» **Data to examine**:
++++
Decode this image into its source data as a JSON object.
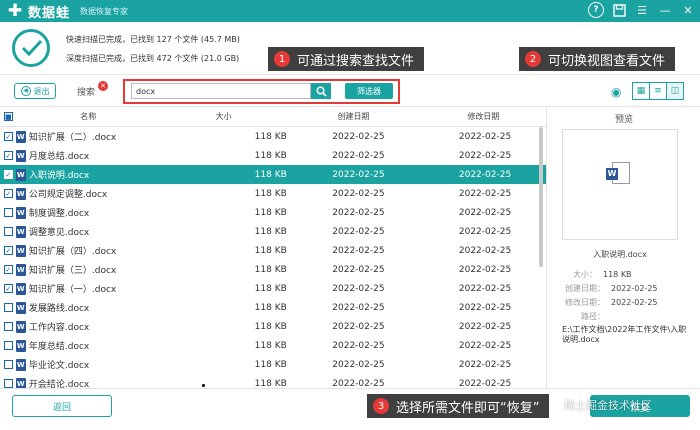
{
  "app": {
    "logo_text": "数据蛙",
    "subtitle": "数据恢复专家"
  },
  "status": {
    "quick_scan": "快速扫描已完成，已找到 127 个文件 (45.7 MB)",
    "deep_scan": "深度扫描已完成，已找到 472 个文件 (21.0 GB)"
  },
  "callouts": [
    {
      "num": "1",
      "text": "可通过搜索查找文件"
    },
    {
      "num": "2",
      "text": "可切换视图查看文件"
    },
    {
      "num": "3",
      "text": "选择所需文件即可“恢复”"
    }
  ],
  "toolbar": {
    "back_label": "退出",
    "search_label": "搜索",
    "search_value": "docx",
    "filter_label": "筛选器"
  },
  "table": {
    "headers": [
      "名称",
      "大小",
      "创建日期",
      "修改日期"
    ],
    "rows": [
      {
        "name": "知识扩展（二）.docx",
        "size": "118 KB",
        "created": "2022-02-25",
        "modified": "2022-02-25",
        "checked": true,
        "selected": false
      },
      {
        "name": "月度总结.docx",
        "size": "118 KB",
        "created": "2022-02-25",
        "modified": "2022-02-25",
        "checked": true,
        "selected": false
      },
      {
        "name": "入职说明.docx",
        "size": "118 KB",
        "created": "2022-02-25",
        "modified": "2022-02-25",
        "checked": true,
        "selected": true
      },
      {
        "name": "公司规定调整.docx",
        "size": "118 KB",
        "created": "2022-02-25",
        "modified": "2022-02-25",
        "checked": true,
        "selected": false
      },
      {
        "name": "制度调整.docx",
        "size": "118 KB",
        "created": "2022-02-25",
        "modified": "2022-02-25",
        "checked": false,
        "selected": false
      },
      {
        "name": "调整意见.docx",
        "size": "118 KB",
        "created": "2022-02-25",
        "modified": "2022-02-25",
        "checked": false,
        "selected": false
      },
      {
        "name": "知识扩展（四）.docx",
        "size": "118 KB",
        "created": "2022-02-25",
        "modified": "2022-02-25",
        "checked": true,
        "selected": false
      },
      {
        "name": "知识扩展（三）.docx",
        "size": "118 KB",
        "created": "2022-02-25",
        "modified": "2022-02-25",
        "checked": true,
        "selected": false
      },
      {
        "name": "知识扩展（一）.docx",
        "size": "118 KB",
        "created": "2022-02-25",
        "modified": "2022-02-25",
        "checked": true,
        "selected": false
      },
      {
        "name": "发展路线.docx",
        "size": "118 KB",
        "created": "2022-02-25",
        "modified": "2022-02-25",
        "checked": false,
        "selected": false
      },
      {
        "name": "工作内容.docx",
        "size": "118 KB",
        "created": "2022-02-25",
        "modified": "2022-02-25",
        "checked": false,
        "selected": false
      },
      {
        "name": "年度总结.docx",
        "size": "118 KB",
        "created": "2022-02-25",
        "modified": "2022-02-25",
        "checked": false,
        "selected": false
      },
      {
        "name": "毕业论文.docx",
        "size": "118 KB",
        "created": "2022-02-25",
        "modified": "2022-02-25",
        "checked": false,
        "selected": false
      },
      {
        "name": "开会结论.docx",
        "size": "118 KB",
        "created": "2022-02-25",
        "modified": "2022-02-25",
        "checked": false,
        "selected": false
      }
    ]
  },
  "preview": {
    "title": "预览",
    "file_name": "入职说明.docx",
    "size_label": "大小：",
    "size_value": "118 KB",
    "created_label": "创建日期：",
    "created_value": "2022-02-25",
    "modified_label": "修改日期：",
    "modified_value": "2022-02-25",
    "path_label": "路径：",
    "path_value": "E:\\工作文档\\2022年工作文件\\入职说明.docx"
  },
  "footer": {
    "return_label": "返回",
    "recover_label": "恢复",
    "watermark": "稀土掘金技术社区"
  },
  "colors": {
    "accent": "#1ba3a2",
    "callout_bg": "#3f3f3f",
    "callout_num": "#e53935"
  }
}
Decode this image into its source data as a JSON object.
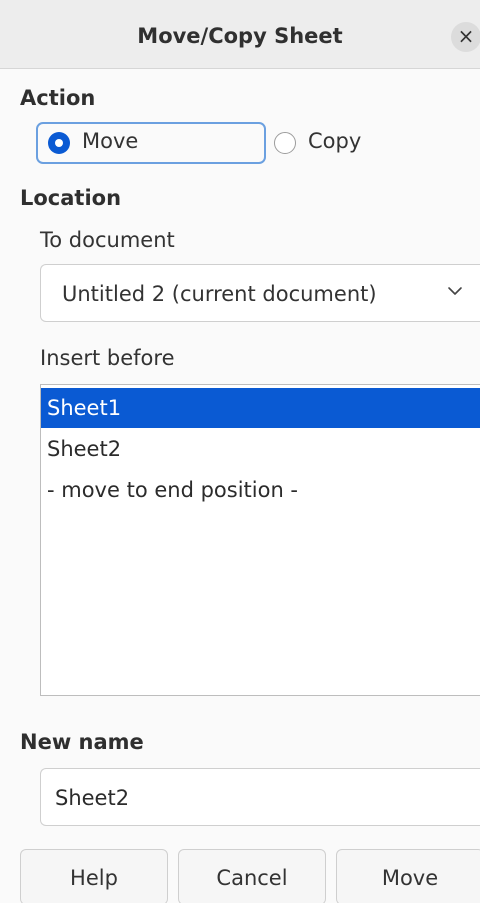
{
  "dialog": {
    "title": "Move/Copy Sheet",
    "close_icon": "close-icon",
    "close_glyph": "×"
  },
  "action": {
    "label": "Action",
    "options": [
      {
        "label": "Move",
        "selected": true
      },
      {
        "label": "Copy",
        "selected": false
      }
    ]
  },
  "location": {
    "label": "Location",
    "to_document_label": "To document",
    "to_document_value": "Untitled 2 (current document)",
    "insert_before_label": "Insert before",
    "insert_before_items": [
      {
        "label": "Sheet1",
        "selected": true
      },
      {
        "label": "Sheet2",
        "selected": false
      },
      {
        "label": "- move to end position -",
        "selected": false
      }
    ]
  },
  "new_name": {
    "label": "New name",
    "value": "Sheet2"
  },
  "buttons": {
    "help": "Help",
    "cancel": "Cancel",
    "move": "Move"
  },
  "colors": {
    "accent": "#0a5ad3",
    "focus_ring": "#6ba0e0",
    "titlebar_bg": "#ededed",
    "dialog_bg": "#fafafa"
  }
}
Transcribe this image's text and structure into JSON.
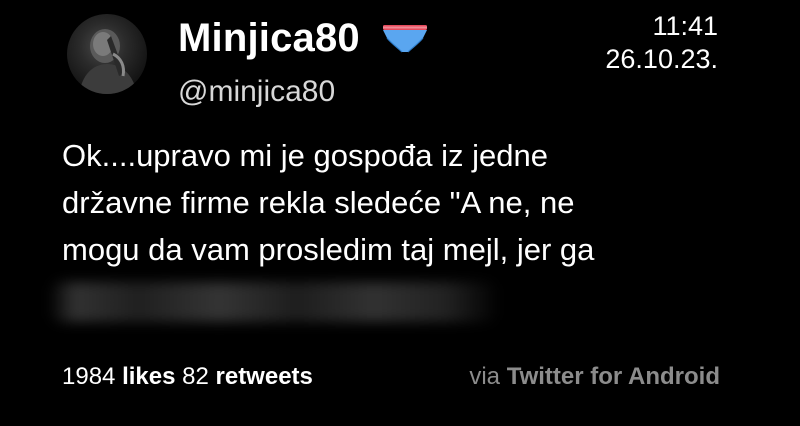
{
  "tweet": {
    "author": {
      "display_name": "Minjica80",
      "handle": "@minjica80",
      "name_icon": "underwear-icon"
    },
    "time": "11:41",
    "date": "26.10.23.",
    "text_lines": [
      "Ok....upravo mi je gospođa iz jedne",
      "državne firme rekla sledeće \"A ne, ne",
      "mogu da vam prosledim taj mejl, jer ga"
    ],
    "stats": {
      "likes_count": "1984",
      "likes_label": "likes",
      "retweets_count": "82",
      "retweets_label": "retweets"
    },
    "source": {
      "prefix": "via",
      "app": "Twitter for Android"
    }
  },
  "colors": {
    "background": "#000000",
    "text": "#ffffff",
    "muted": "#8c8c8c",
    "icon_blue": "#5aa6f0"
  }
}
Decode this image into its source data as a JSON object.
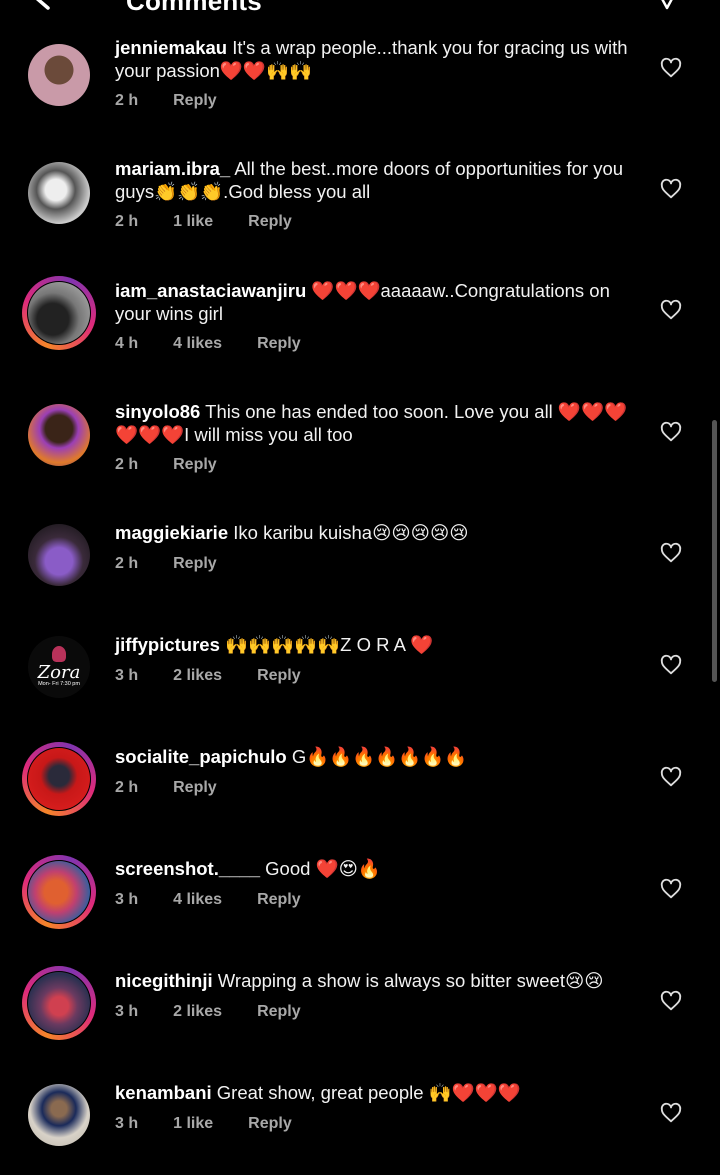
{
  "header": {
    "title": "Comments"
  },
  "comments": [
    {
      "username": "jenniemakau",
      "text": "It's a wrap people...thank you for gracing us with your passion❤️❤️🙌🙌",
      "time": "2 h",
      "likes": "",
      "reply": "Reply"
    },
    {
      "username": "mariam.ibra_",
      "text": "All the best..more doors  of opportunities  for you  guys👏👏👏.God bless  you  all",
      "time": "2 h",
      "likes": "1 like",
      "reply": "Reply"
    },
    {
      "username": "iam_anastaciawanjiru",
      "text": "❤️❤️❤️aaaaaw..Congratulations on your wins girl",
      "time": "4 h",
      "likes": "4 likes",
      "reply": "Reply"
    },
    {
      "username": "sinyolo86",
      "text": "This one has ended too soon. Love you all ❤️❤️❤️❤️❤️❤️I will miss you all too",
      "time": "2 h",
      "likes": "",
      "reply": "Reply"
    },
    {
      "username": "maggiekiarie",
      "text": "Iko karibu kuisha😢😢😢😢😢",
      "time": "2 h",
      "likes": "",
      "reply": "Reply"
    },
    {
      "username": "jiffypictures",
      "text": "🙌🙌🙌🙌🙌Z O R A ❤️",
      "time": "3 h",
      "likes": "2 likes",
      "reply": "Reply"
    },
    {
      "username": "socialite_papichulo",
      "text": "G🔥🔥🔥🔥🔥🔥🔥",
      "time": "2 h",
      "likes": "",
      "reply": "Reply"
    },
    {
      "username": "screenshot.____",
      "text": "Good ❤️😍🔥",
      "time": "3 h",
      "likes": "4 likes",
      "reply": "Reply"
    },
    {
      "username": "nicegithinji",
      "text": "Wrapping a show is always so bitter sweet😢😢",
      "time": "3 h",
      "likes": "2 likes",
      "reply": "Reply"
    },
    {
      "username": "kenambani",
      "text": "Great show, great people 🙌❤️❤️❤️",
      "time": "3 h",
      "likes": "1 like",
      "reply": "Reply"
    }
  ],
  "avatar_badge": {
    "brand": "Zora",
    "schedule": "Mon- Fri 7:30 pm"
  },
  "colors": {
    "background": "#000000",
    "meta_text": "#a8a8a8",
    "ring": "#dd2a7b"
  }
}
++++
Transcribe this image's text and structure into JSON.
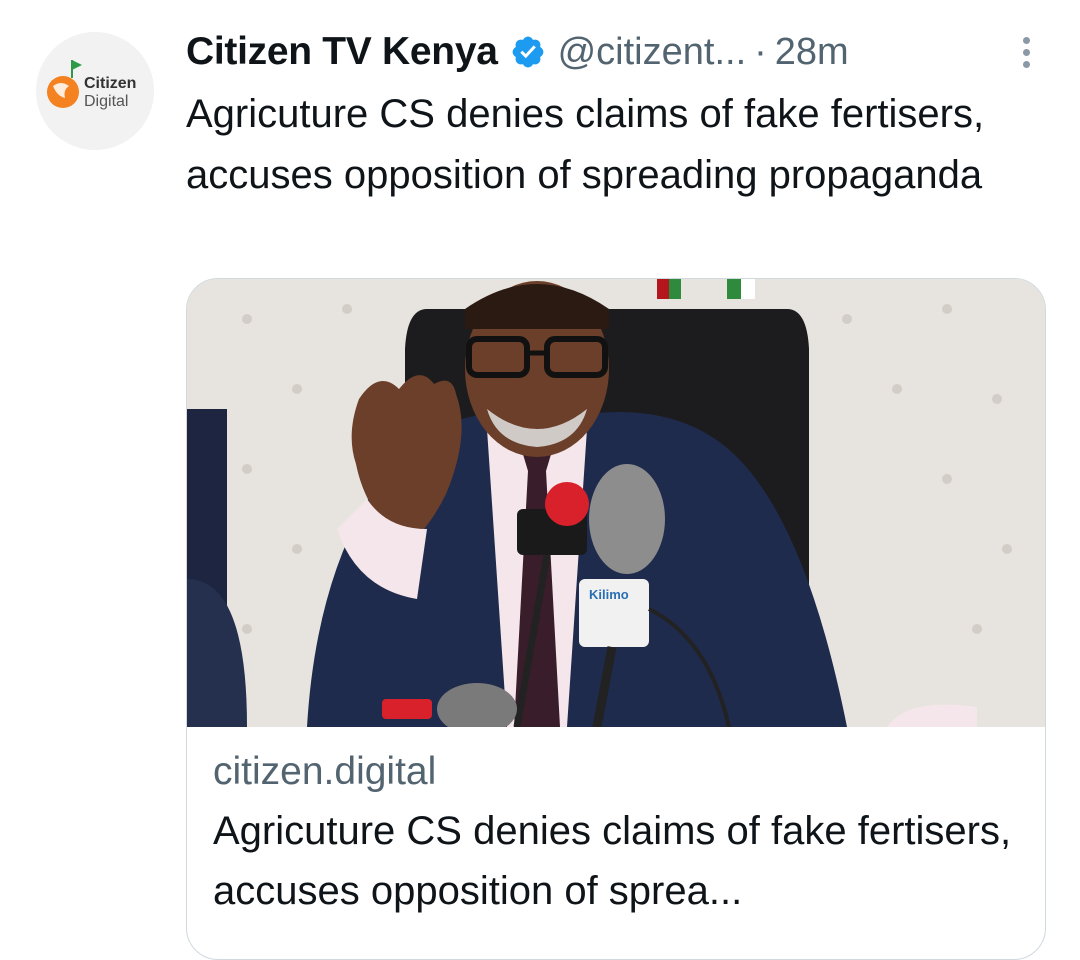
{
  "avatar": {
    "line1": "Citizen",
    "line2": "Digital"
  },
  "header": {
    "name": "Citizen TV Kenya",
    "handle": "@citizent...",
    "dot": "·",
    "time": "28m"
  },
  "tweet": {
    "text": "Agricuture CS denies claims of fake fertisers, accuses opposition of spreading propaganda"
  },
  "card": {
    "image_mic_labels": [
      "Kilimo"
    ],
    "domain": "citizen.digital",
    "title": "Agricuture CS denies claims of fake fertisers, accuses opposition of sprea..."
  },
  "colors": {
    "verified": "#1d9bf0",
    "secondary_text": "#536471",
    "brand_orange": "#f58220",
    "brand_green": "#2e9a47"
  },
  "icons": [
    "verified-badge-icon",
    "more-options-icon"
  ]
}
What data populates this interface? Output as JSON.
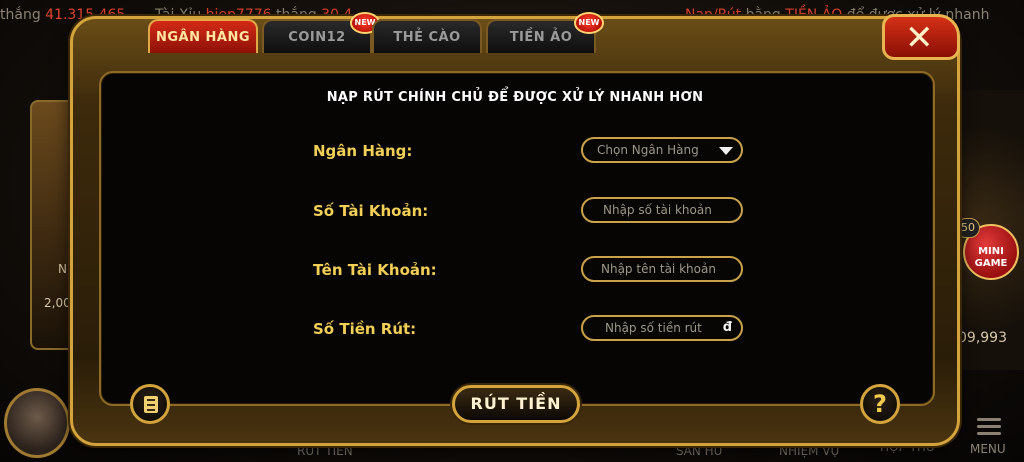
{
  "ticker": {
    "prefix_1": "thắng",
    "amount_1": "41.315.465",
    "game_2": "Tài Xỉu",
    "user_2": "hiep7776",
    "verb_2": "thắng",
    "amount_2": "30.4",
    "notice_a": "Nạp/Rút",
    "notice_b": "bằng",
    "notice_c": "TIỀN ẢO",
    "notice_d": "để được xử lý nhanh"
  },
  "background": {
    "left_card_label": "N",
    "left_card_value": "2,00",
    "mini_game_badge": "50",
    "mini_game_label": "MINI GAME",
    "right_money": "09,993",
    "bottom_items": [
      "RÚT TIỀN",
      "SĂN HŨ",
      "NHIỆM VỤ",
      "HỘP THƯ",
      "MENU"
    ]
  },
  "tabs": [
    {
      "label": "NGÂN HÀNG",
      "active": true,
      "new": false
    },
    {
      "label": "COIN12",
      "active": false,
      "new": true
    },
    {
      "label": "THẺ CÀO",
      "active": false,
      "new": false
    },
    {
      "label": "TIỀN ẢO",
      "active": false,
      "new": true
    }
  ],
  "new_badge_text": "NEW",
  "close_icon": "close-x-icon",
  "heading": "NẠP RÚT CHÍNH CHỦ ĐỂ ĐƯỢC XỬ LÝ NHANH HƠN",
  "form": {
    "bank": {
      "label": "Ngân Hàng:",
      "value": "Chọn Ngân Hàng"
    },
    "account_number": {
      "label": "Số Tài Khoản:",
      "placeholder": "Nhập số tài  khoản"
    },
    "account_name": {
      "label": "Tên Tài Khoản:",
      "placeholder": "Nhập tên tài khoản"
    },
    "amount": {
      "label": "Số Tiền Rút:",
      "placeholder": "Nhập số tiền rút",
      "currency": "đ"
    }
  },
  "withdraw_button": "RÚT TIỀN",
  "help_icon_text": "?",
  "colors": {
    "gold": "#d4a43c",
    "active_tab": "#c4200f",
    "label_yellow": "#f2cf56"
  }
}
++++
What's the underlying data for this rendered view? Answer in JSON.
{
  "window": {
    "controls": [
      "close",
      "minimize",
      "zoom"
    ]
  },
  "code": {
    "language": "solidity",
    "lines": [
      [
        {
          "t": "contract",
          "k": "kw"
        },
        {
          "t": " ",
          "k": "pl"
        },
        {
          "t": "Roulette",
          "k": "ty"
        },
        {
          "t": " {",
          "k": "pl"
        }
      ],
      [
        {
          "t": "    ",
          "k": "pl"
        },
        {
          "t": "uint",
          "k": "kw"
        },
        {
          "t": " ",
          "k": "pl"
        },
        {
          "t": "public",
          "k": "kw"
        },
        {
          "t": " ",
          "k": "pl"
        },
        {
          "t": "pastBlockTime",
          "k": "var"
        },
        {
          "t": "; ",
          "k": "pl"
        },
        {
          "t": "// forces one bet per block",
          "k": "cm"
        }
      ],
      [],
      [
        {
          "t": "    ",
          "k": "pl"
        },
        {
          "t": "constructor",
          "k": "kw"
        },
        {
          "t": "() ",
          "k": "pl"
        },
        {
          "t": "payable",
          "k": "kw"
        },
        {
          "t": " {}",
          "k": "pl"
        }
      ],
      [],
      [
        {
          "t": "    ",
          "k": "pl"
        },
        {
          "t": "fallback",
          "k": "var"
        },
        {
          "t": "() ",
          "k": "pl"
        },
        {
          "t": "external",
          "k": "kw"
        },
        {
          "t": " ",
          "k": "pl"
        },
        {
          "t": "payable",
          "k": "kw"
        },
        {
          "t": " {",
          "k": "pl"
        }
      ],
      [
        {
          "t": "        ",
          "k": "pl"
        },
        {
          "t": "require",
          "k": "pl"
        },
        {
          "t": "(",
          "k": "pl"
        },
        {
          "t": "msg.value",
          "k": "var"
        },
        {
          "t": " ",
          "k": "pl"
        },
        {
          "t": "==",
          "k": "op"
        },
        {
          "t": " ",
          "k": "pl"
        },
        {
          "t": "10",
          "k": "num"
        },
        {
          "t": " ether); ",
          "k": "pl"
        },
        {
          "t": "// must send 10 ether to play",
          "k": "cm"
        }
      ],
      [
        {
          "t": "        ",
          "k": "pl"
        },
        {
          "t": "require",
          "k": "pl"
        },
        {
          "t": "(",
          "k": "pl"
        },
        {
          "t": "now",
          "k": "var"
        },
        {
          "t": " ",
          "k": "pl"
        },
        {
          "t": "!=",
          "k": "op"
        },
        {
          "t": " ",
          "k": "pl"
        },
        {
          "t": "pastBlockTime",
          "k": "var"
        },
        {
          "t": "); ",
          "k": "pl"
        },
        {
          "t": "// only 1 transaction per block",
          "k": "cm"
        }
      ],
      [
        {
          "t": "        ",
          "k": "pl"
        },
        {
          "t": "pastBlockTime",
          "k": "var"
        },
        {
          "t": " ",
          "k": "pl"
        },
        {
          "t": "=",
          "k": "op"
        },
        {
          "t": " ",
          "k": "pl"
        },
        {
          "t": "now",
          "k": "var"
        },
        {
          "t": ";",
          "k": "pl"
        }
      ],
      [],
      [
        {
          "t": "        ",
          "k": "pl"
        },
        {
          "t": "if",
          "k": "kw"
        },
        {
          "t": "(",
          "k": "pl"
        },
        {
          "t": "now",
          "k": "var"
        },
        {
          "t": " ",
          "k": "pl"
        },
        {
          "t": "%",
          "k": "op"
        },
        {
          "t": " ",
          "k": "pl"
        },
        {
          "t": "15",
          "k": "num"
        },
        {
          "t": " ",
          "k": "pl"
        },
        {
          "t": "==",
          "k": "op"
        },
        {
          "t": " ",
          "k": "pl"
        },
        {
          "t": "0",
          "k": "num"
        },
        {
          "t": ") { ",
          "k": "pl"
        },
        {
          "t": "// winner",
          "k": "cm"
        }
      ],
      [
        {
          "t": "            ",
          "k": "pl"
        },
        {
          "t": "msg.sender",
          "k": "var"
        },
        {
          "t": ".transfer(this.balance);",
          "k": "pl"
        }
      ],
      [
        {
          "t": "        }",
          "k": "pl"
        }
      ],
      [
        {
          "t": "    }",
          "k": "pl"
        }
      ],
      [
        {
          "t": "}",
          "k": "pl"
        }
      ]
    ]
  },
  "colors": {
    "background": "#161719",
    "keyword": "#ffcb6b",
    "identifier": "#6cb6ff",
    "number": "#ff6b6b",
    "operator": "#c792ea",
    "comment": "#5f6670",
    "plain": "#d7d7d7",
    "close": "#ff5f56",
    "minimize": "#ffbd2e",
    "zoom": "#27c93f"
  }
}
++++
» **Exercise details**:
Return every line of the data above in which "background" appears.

» **Response box**:
    "background": "#000000",
    "background": "#000000",
  "background": {
    "background": "#161719",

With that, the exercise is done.